And if I find that you did, you lost.
Your child lost, you lost
because they get food to a gift them.
The mothers get food the house
because it's a poor country,
you know, 30 euro a month we feed the family.
So they don't have to use this excuse,
"I have to sell my child"
All this is out.
This is when you bring the
next generation and educate them.
Dirie is also involved in producing
a musical about genital mutilation.
It's to spread the word
to developed countries.
The Coronavirus has stalled the production.
But it will be restarted in various places
in Europe by the summer of 2022.
There's the musical is so relevant
in today's life in today's world,
where it's you have sexual abuse,
you have a child crime,
you have a crime against women,
you have gender inequality.
You have strength and the will to say
I can survive anything
no matter what you're trying to do to me.
You know, you take a step and back.
But you never give up the right or fight.
I'm still have empty somewhere
and I want to finish this
and I think the movie, the book,
me running around
I'm not satisfied this yet.
It's not is the world didn't get it yet.
Dirie has left us with this word.
Love is my message all around.
There's no other reason
I exist in the world of this!
Yeah, I live in life and
continue on do too much things to

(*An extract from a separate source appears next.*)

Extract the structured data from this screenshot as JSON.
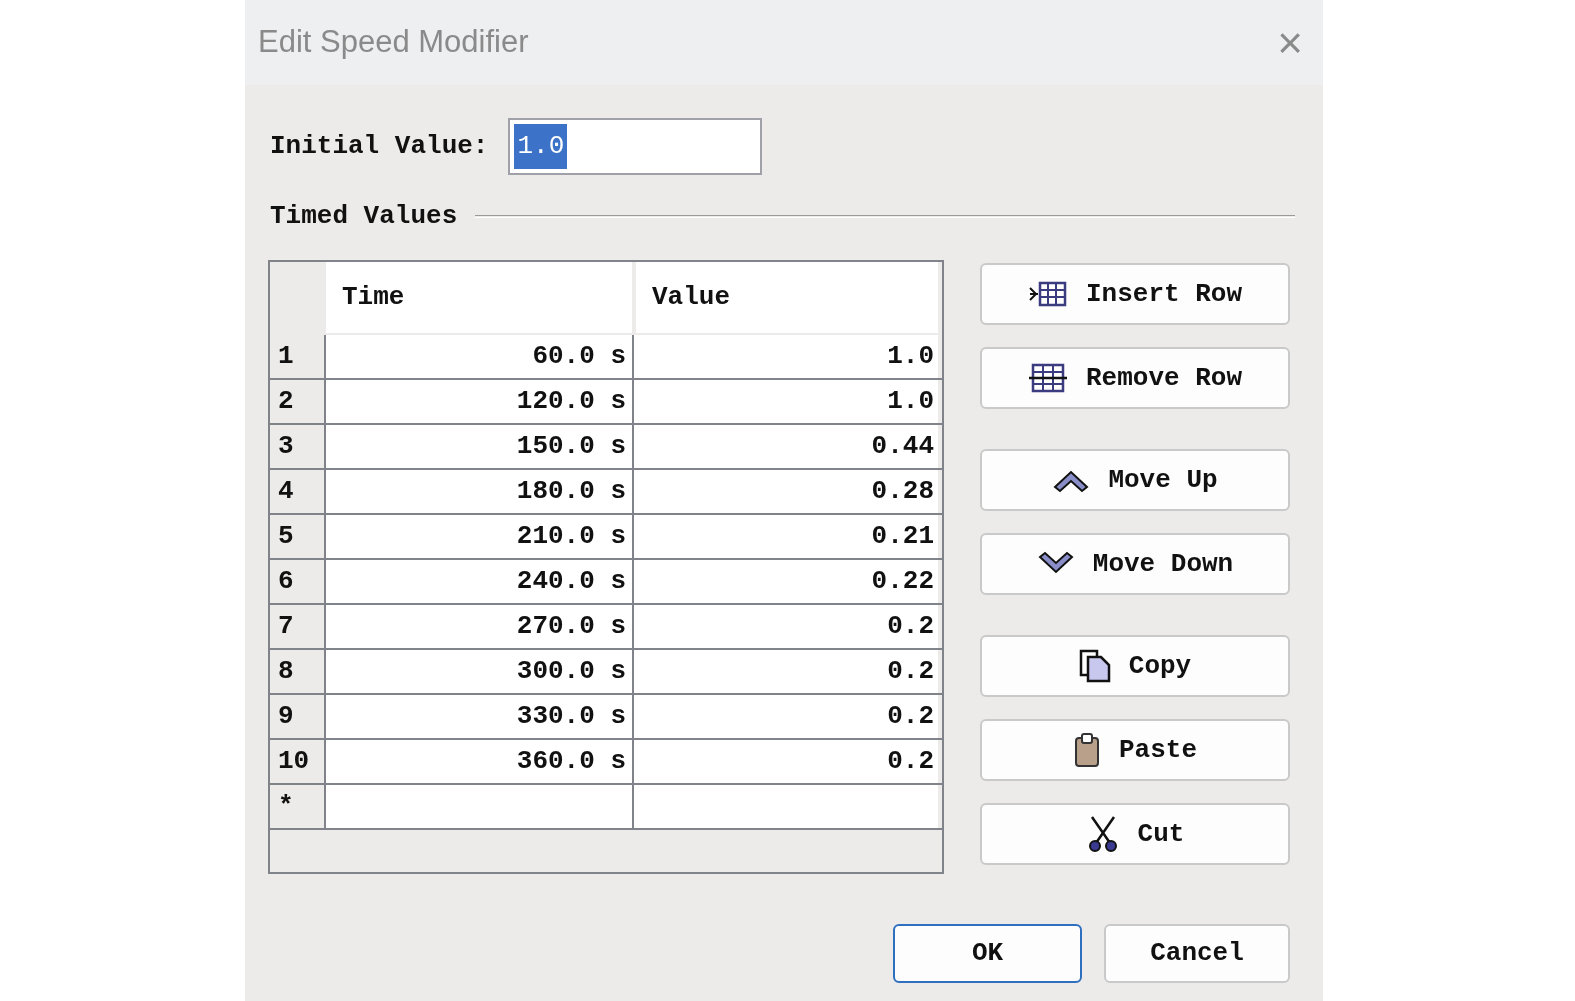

But you know,
you know my main mission is really
is my foundation
on my children
and loving life.